The idea behind this strategy is to break up the numbers into other numbers that are easier to multiply.
For example, let's look at 39 times 4.
I could break up the difficult looking number 39 into its tens and ones: 30 and 9. I could then work out 30 times 4, and 9 times 4.
30 times 4 is 120 (because I know 3 times 4 is 12).
9 times 4 is 36.
I would then add 120 and 36 together to get my answer: 156.
I could use the tens and ones strategy for a harder equation like 22 times 38. This time I would break both numbers into tens and ones.
The 22 becomes 20 and 2, and the 38 becomes 30 and 8
22 times 38 is broken into 4 easier multiplications:
20 times 30;
20 times 8;
2 times 30; and
2 times 8. If I add all the answers together, that number is the answer to 22 times 38. Can you do it in your head?
20 times 30 is?
20 times 8 is?
2 times 30 is?
2 times 8 is?
Now let's add the answers together.
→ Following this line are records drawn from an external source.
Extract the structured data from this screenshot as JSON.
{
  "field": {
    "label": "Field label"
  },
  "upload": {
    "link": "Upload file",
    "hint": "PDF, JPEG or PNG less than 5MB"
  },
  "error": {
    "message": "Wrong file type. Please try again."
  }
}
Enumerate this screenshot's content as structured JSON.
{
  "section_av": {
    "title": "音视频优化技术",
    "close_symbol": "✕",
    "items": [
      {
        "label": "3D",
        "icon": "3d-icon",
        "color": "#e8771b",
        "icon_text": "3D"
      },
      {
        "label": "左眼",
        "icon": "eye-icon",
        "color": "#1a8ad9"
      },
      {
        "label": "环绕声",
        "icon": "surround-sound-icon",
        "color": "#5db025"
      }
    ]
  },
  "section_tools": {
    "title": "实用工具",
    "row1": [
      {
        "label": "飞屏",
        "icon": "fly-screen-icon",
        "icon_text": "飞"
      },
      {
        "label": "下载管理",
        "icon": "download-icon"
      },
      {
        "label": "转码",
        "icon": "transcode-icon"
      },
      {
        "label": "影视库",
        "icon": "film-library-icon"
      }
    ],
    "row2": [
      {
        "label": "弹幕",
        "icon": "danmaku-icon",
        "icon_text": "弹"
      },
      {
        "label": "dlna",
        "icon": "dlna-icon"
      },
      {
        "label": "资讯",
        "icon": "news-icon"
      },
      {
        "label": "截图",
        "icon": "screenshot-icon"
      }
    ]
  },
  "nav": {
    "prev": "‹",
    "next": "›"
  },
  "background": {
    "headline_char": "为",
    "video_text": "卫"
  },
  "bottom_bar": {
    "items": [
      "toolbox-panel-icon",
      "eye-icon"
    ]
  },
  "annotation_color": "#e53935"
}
600 plus 160 plus 60 plus 16.
Did you get 836 as your answer?